This is the age of creative real estate financing. Maybe you remember when financing meant you saved up enough to put 20% down on a house, and then got a mortgage loan for the other 80%? You can still do that, but there are many more options now. Here are ten of them.
1. Second mortgage loans from sellers. Many banks will allow you to have as little as 5% into a home purchase, but will then only loan you 80%. The seller can take payments on a second mortgage from you for the other 15%.
2. Manufacturer loans. Manufactured-home companies are arranging financing with 5% or less down for their buyers. This can be as little as $2,500 down if you already have a lot to put the home on.
3. State government housing programs. Most states have some sort of financing help in the form of a loan-guarantee program or outright loans for low-income buyers.
4. VA mortgage loans. If you have been in the armed services, have a decent job, and can save two or three paychecks, you can probably get a home with a VA loan.
5. Contract for sale. Called a “land contract” and other names depending on the part of the country you are in, this just means that you make payments to the seller instead of a bank. It’s up to you and them to negotiate downpayment amount, interest rate, and the term of the loan.
6. Builders gifting programs. In some parts of the country, builders fund foundations that give you a portion of the downpayment, so you can get into a home with as little as 3% downpayment from your own pocket. FHA and other lenders have so far approved of or allowed this.
7. FHA mortgage loans. The Farm Home Administration doesn’t actually loan the money, but guarantees your loan for the bank, so they can loan up to 97% of the purchase price, depending on the particular FHA program.
8. Friend and family loans. It may not be from charity that a brother or a friend lends you the money to buy a home. That 7% return might look awfully good if their money is sitting in the bank at 2%.
9. Bank no-doc loans. “No-doc” and “low-doc” loans, meaning no or low documentationrequirements, are back, and you can find them through online banks. They are for those of you with bad credit but 20% to 30% to put down on a home. You don’t even need a job.

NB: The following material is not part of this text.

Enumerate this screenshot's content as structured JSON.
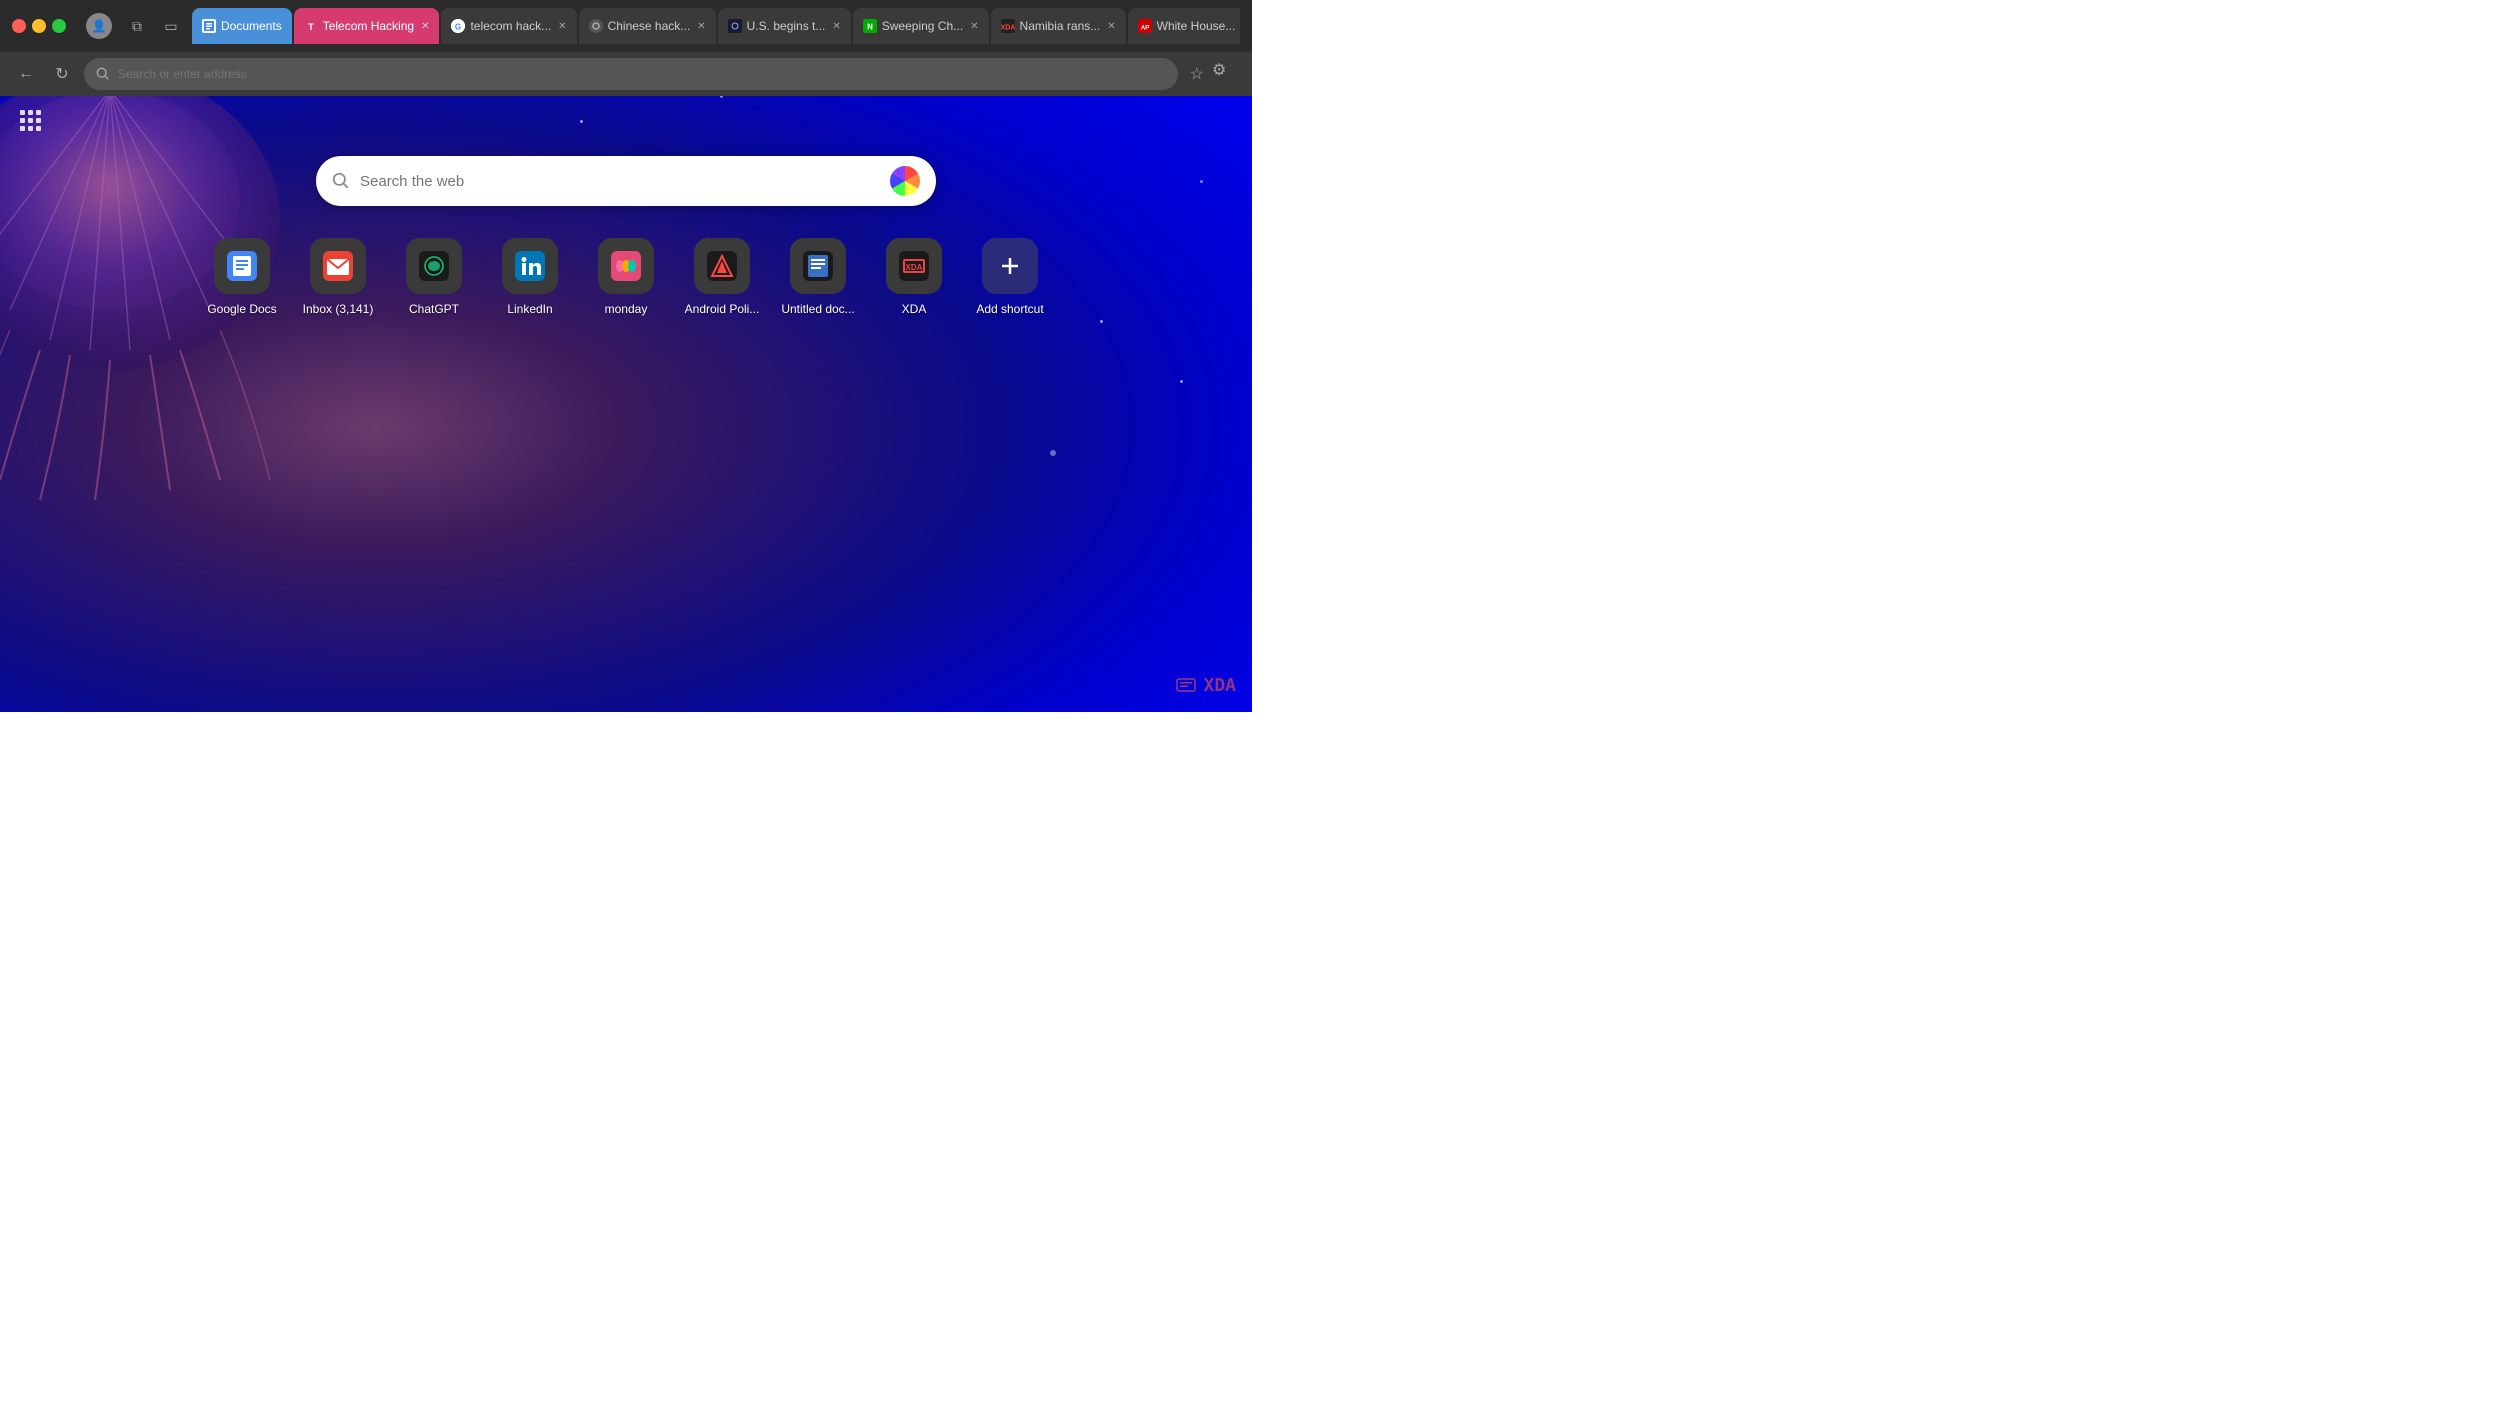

10. Your credit cards. A risky way, but if you have a low-interest credit card, you can use it to come up with the downpayment, especially if you can pay it off soon, perhaps with a coming tax refund. The banks generally won’t allow this, but you can combine this with seller financing.
So are there more ways to approach real estate financing? You bet there are. These are just some ways to buy your own home. When you start investing, you can use other techniques for really creative real estate financing.